Dan: I thought this was already a rule. I’ve been doing it like this for 20 years.

A player can only use the Diving Tackle skill once per attempt.

Kenji: I… ok? What kind of games are GW playtesters running?

The Dump-Off skill is triggered when the dumper (ew) is chosen as the target of a Blitz action.

Kenji: More seriously, I do like this one and I feel like it’s the reason for the above change. The way it worked before, the target would have to pass after being Blitzed, meaning they’d be throwing at a disadvantage due to the Blitzer adding their Tacklezone. This feels like a more fair change, but now my question is… if you declare a Blitz, they throw the ball, and you move to the catcher, that’s still legal, right? You named the target of the Block action part of the Blitz, but you just didn’t get there.
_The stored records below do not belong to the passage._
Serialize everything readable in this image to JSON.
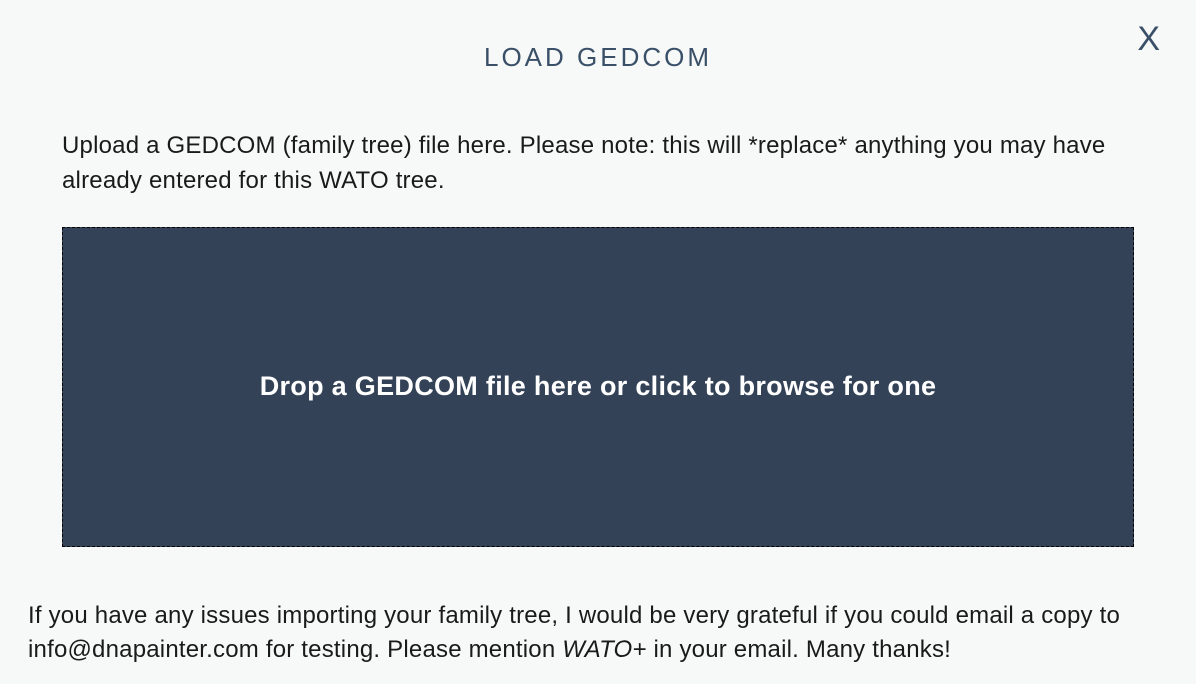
{
  "modal": {
    "title": "LOAD GEDCOM",
    "close_label": "X",
    "intro_text": "Upload a GEDCOM (family tree) file here. Please note: this will *replace* anything you may have already entered for this WATO tree.",
    "dropzone_text": "Drop a GEDCOM file here or click to browse for one",
    "footer_prefix": "If you have any issues importing your family tree, I would be very grateful if you could email a copy to info@dnapainter.com for testing. Please mention ",
    "footer_emph": "WATO+",
    "footer_suffix": " in your email. Many thanks!"
  }
}
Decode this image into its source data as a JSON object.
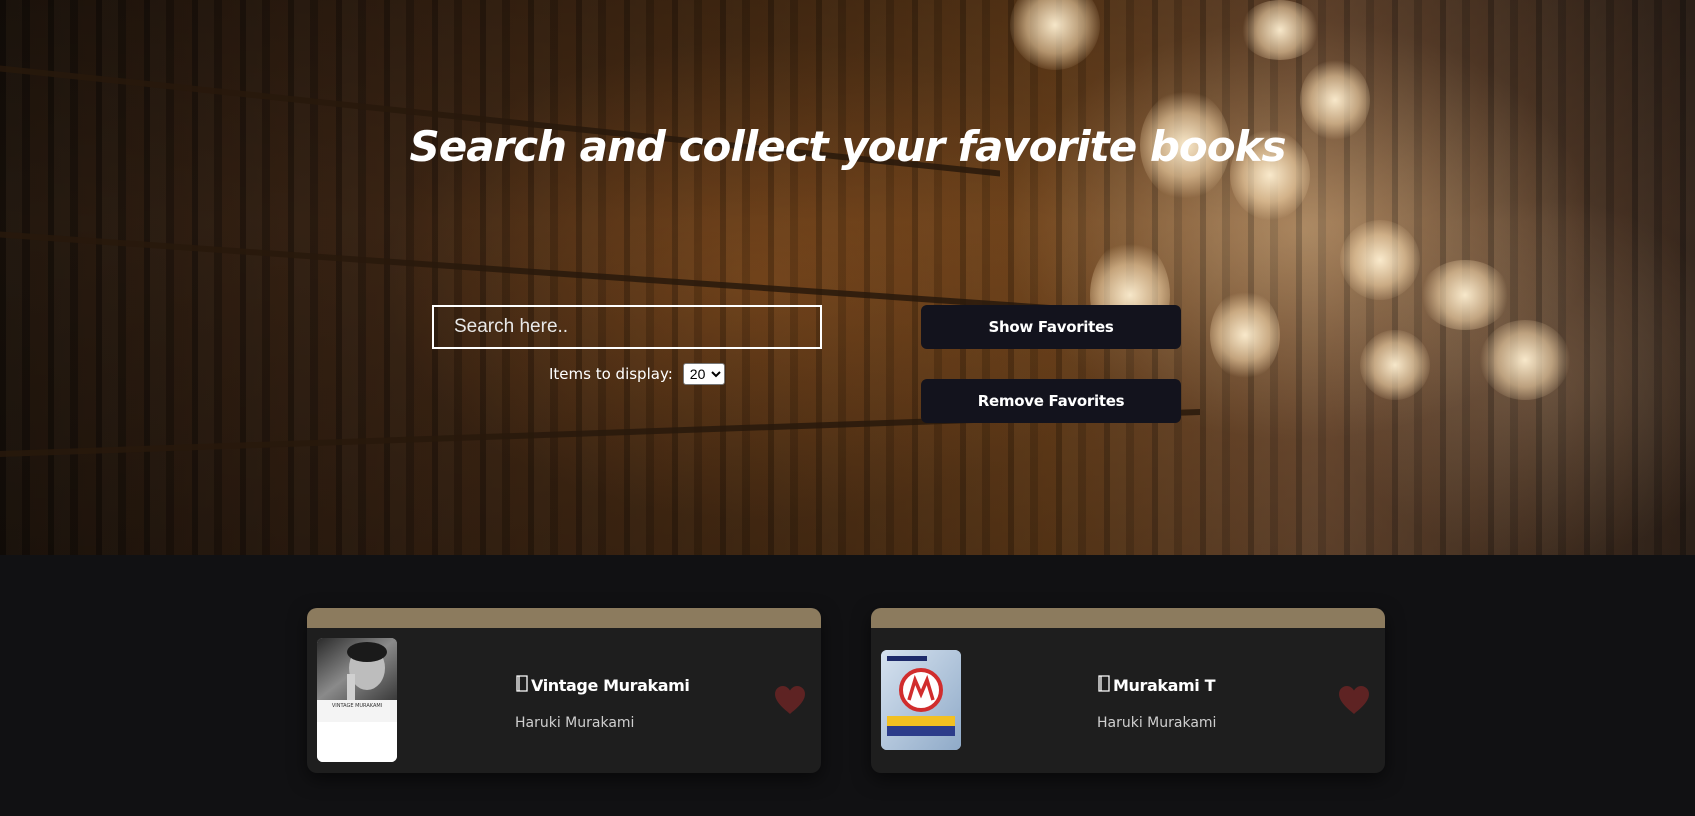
{
  "hero": {
    "title": "Search and collect your favorite books",
    "search_placeholder": "Search here..",
    "items_label": "Items to display:",
    "items_selected": "20",
    "show_favorites_label": "Show Favorites",
    "remove_favorites_label": "Remove Favorites"
  },
  "books": [
    {
      "title": "Vintage Murakami",
      "author": "Haruki Murakami",
      "cover_text": "VINTAGE MURAKAMI",
      "book_icon": "book-icon",
      "favorite_icon": "heart-icon"
    },
    {
      "title": "Murakami T",
      "author": "Haruki Murakami",
      "book_icon": "book-icon",
      "favorite_icon": "heart-icon"
    }
  ],
  "colors": {
    "page_background": "#111113",
    "button_background": "#13131d",
    "card_background": "#1e1e1e",
    "card_band": "#8c7b5e",
    "heart": "#5e2323"
  }
}
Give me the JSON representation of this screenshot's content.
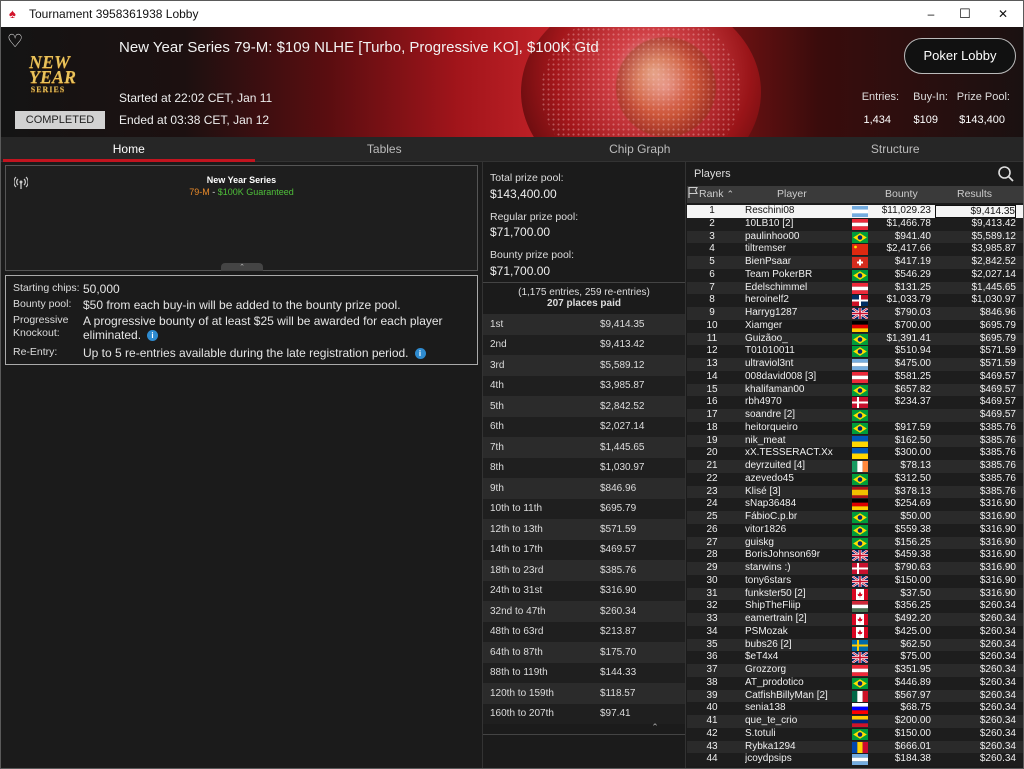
{
  "window": {
    "title": "Tournament 3958361938 Lobby",
    "minimize": "–",
    "maximize": "☐",
    "close": "✕"
  },
  "banner": {
    "logo_top": "NEW YEAR",
    "logo_bottom": "SERIES",
    "title": "New Year Series 79-M: $109 NLHE [Turbo, Progressive KO], $100K Gtd",
    "status": "COMPLETED",
    "started": "Started at 22:02 CET, Jan 11",
    "ended": "Ended at 03:38 CET, Jan 12",
    "lobby_button": "Poker Lobby",
    "entries_label": "Entries:",
    "entries_value": "1,434",
    "buyin_label": "Buy-In:",
    "buyin_value": "$109",
    "prizepool_label": "Prize Pool:",
    "prizepool_value": "$143,400"
  },
  "tabs": [
    {
      "label": "Home",
      "active": true
    },
    {
      "label": "Tables",
      "active": false
    },
    {
      "label": "Chip Graph",
      "active": false
    },
    {
      "label": "Structure",
      "active": false
    }
  ],
  "card": {
    "series": "New Year Series",
    "event_code": "79-M",
    "sep": " - ",
    "guarantee": "$100K Guaranteed",
    "accent_orange": "#e98a2a",
    "accent_green": "#4fbf3a"
  },
  "info": {
    "starting_chips_label": "Starting chips:",
    "starting_chips_value": "50,000",
    "bounty_pool_label": "Bounty pool:",
    "bounty_pool_value": "$50 from each buy-in will be added to the bounty prize pool.",
    "pko_label": "Progressive Knockout:",
    "pko_value": "A progressive bounty of at least $25 will be awarded for each player eliminated.",
    "reentry_label": "Re-Entry:",
    "reentry_value": "Up to 5 re-entries available during the late registration period.",
    "info_icon": "i"
  },
  "prize": {
    "total_label": "Total prize pool:",
    "total_value": "$143,400.00",
    "regular_label": "Regular prize pool:",
    "regular_value": "$71,700.00",
    "bounty_label": "Bounty prize pool:",
    "bounty_value": "$71,700.00",
    "entries_summary": "(1,175 entries, 259 re-entries)",
    "places_paid": "207 places paid",
    "places": [
      {
        "place": "1st",
        "amount": "$9,414.35"
      },
      {
        "place": "2nd",
        "amount": "$9,413.42"
      },
      {
        "place": "3rd",
        "amount": "$5,589.12"
      },
      {
        "place": "4th",
        "amount": "$3,985.87"
      },
      {
        "place": "5th",
        "amount": "$2,842.52"
      },
      {
        "place": "6th",
        "amount": "$2,027.14"
      },
      {
        "place": "7th",
        "amount": "$1,445.65"
      },
      {
        "place": "8th",
        "amount": "$1,030.97"
      },
      {
        "place": "9th",
        "amount": "$846.96"
      },
      {
        "place": "10th to 11th",
        "amount": "$695.79"
      },
      {
        "place": "12th to 13th",
        "amount": "$571.59"
      },
      {
        "place": "14th to 17th",
        "amount": "$469.57"
      },
      {
        "place": "18th to 23rd",
        "amount": "$385.76"
      },
      {
        "place": "24th to 31st",
        "amount": "$316.90"
      },
      {
        "place": "32nd to 47th",
        "amount": "$260.34"
      },
      {
        "place": "48th to 63rd",
        "amount": "$213.87"
      },
      {
        "place": "64th to 87th",
        "amount": "$175.70"
      },
      {
        "place": "88th to 119th",
        "amount": "$144.33"
      },
      {
        "place": "120th to 159th",
        "amount": "$118.57"
      },
      {
        "place": "160th to 207th",
        "amount": "$97.41"
      }
    ]
  },
  "players": {
    "title": "Players",
    "col_rank": "Rank",
    "col_player": "Player",
    "col_bounty": "Bounty",
    "col_results": "Results",
    "rows": [
      {
        "rank": "1",
        "name": "Reschini08",
        "flag": "ar",
        "bounty": "$11,029.23",
        "result": "$9,414.35"
      },
      {
        "rank": "2",
        "name": "10LB10 [2]",
        "flag": "at",
        "bounty": "$1,466.78",
        "result": "$9,413.42"
      },
      {
        "rank": "3",
        "name": "paulinhoo00",
        "flag": "br",
        "bounty": "$941.40",
        "result": "$5,589.12"
      },
      {
        "rank": "4",
        "name": "tiltremser",
        "flag": "cn",
        "bounty": "$2,417.66",
        "result": "$3,985.87"
      },
      {
        "rank": "5",
        "name": "BienPsaar",
        "flag": "ch",
        "bounty": "$417.19",
        "result": "$2,842.52"
      },
      {
        "rank": "6",
        "name": "Team PokerBR",
        "flag": "br",
        "bounty": "$546.29",
        "result": "$2,027.14"
      },
      {
        "rank": "7",
        "name": "Edelschimmel",
        "flag": "at",
        "bounty": "$131.25",
        "result": "$1,445.65"
      },
      {
        "rank": "8",
        "name": "heroinelf2",
        "flag": "do",
        "bounty": "$1,033.79",
        "result": "$1,030.97"
      },
      {
        "rank": "9",
        "name": "Harryg1287",
        "flag": "gb",
        "bounty": "$790.03",
        "result": "$846.96"
      },
      {
        "rank": "10",
        "name": "Xiamger",
        "flag": "de",
        "bounty": "$700.00",
        "result": "$695.79"
      },
      {
        "rank": "11",
        "name": "Guizãoo_",
        "flag": "br",
        "bounty": "$1,391.41",
        "result": "$695.79"
      },
      {
        "rank": "12",
        "name": "T01010011",
        "flag": "br",
        "bounty": "$510.94",
        "result": "$571.59"
      },
      {
        "rank": "13",
        "name": "ultraviol3nt",
        "flag": "ar",
        "bounty": "$475.00",
        "result": "$571.59"
      },
      {
        "rank": "14",
        "name": "008david008 [3]",
        "flag": "at",
        "bounty": "$581.25",
        "result": "$469.57"
      },
      {
        "rank": "15",
        "name": "khalifaman00",
        "flag": "br",
        "bounty": "$657.82",
        "result": "$469.57"
      },
      {
        "rank": "16",
        "name": "rbh4970",
        "flag": "dk",
        "bounty": "$234.37",
        "result": "$469.57"
      },
      {
        "rank": "17",
        "name": "soandre [2]",
        "flag": "br",
        "bounty": "",
        "result": "$469.57"
      },
      {
        "rank": "18",
        "name": "heitorqueiro",
        "flag": "br",
        "bounty": "$917.59",
        "result": "$385.76"
      },
      {
        "rank": "19",
        "name": "nik_meat",
        "flag": "ua",
        "bounty": "$162.50",
        "result": "$385.76"
      },
      {
        "rank": "20",
        "name": "xX.TESSERACT.Xx",
        "flag": "ua",
        "bounty": "$300.00",
        "result": "$385.76"
      },
      {
        "rank": "21",
        "name": "deyrzuited [4]",
        "flag": "ie",
        "bounty": "$78.13",
        "result": "$385.76"
      },
      {
        "rank": "22",
        "name": "azevedo45",
        "flag": "br",
        "bounty": "$312.50",
        "result": "$385.76"
      },
      {
        "rank": "23",
        "name": "Klisé [3]",
        "flag": "es",
        "bounty": "$378.13",
        "result": "$385.76"
      },
      {
        "rank": "24",
        "name": "sNap36484",
        "flag": "de",
        "bounty": "$254.69",
        "result": "$316.90"
      },
      {
        "rank": "25",
        "name": "FábioC.p.br",
        "flag": "br",
        "bounty": "$50.00",
        "result": "$316.90"
      },
      {
        "rank": "26",
        "name": "vitor1826",
        "flag": "br",
        "bounty": "$559.38",
        "result": "$316.90"
      },
      {
        "rank": "27",
        "name": "guiskg",
        "flag": "br",
        "bounty": "$156.25",
        "result": "$316.90"
      },
      {
        "rank": "28",
        "name": "BorisJohnson69r",
        "flag": "gb",
        "bounty": "$459.38",
        "result": "$316.90"
      },
      {
        "rank": "29",
        "name": "starwins :)",
        "flag": "dk",
        "bounty": "$790.63",
        "result": "$316.90"
      },
      {
        "rank": "30",
        "name": "tony6stars",
        "flag": "gb",
        "bounty": "$150.00",
        "result": "$316.90"
      },
      {
        "rank": "31",
        "name": "funkster50 [2]",
        "flag": "ca",
        "bounty": "$37.50",
        "result": "$316.90"
      },
      {
        "rank": "32",
        "name": "ShipTheFliip",
        "flag": "hu",
        "bounty": "$356.25",
        "result": "$260.34"
      },
      {
        "rank": "33",
        "name": "eamertrain [2]",
        "flag": "ca",
        "bounty": "$492.20",
        "result": "$260.34"
      },
      {
        "rank": "34",
        "name": "PSMozak",
        "flag": "ca",
        "bounty": "$425.00",
        "result": "$260.34"
      },
      {
        "rank": "35",
        "name": "bubs26 [2]",
        "flag": "se",
        "bounty": "$62.50",
        "result": "$260.34"
      },
      {
        "rank": "36",
        "name": "$eT4x4",
        "flag": "gb",
        "bounty": "$75.00",
        "result": "$260.34"
      },
      {
        "rank": "37",
        "name": "Grozzorg",
        "flag": "at",
        "bounty": "$351.95",
        "result": "$260.34"
      },
      {
        "rank": "38",
        "name": "AT_prodotico",
        "flag": "br",
        "bounty": "$446.89",
        "result": "$260.34"
      },
      {
        "rank": "39",
        "name": "CatfishBillyMan [2]",
        "flag": "mx",
        "bounty": "$567.97",
        "result": "$260.34"
      },
      {
        "rank": "40",
        "name": "senia138",
        "flag": "si",
        "bounty": "$68.75",
        "result": "$260.34"
      },
      {
        "rank": "41",
        "name": "que_te_crio",
        "flag": "ve",
        "bounty": "$200.00",
        "result": "$260.34"
      },
      {
        "rank": "42",
        "name": "S.totuli",
        "flag": "br",
        "bounty": "$150.00",
        "result": "$260.34"
      },
      {
        "rank": "43",
        "name": "Rybka1294",
        "flag": "md",
        "bounty": "$666.01",
        "result": "$260.34"
      },
      {
        "rank": "44",
        "name": "jcoydpsips",
        "flag": "ar",
        "bounty": "$184.38",
        "result": "$260.34"
      }
    ]
  },
  "colors": {
    "brand_red": "#c2141f",
    "info_blue": "#2e8bd0"
  },
  "icons": {
    "heart": "heart-icon",
    "antenna": "antenna-icon",
    "search": "search-icon",
    "flag": "flag-icon",
    "sort": "sort-ascending-icon"
  }
}
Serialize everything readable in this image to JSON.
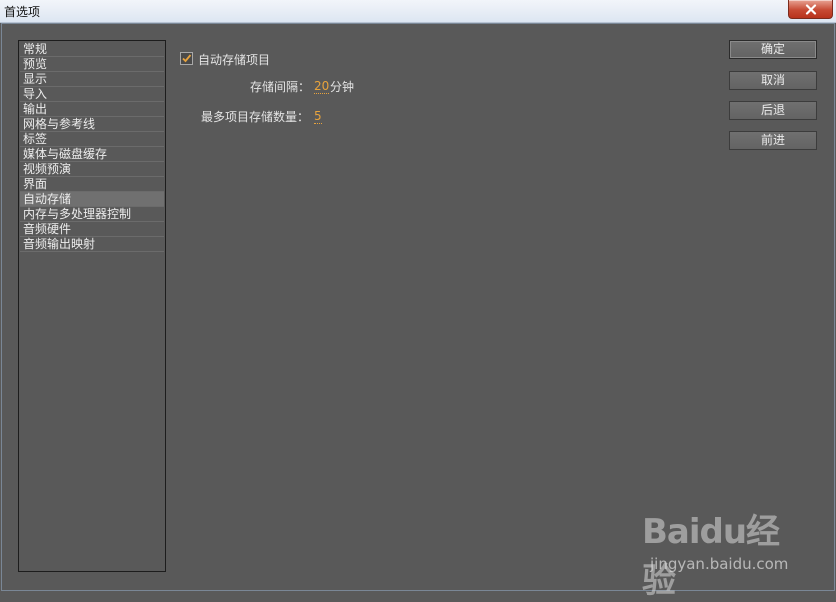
{
  "window": {
    "title": "首选项",
    "close_icon": "close-icon"
  },
  "sidebar": {
    "items": [
      {
        "label": "常规"
      },
      {
        "label": "预览"
      },
      {
        "label": "显示"
      },
      {
        "label": "导入"
      },
      {
        "label": "输出"
      },
      {
        "label": "网格与参考线"
      },
      {
        "label": "标签"
      },
      {
        "label": "媒体与磁盘缓存"
      },
      {
        "label": "视频预演"
      },
      {
        "label": "界面"
      },
      {
        "label": "自动存储",
        "selected": true
      },
      {
        "label": "内存与多处理器控制"
      },
      {
        "label": "音频硬件"
      },
      {
        "label": "音频输出映射"
      }
    ]
  },
  "autosave": {
    "enable_label": "自动存储项目",
    "enabled": true,
    "interval_label": "存储间隔：",
    "interval_value": "20",
    "interval_unit": "分钟",
    "max_label": "最多项目存储数量：",
    "max_value": "5"
  },
  "buttons": {
    "ok": "确定",
    "cancel": "取消",
    "back": "后退",
    "forward": "前进"
  },
  "watermark": {
    "logo": "Baidu经验",
    "url": "jingyan.baidu.com"
  },
  "colors": {
    "accent": "#e8a33c",
    "background": "#595959"
  }
}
Dan: Sounds good to me. There’s nothing in there that says you have to carry out a Blitz after you’ve declared it.

Brawler can be used when the brawler has an assist.

Kenji: Did this really need clarification?

A player with Hypnotic Gaze and Animal Savagery (a Vampire) does not get a +2 on their Animal Savagery test to perform the Hypnotic Gaze.

Kenji: Is the BB rules writer named Van Helsing?

Grab is not a compulsory skill.

Failing a Chainsaw or Projectile Vomit test doesn’t cause a turnover.

Griff Oberwald’s special rule cannot force the other coach to re-roll dice.

Armor Values don’t get better when a player suffers a head injury, dummies.

Dan: These are all fine, and in many cases, good!

That’s it, Sports Fans! If you have any questions or concerns regard this FAQ or anything else that is loosely Blood Bowl-related, feel free to drop us a line at Thanks for reading, and we’ll see you on the field!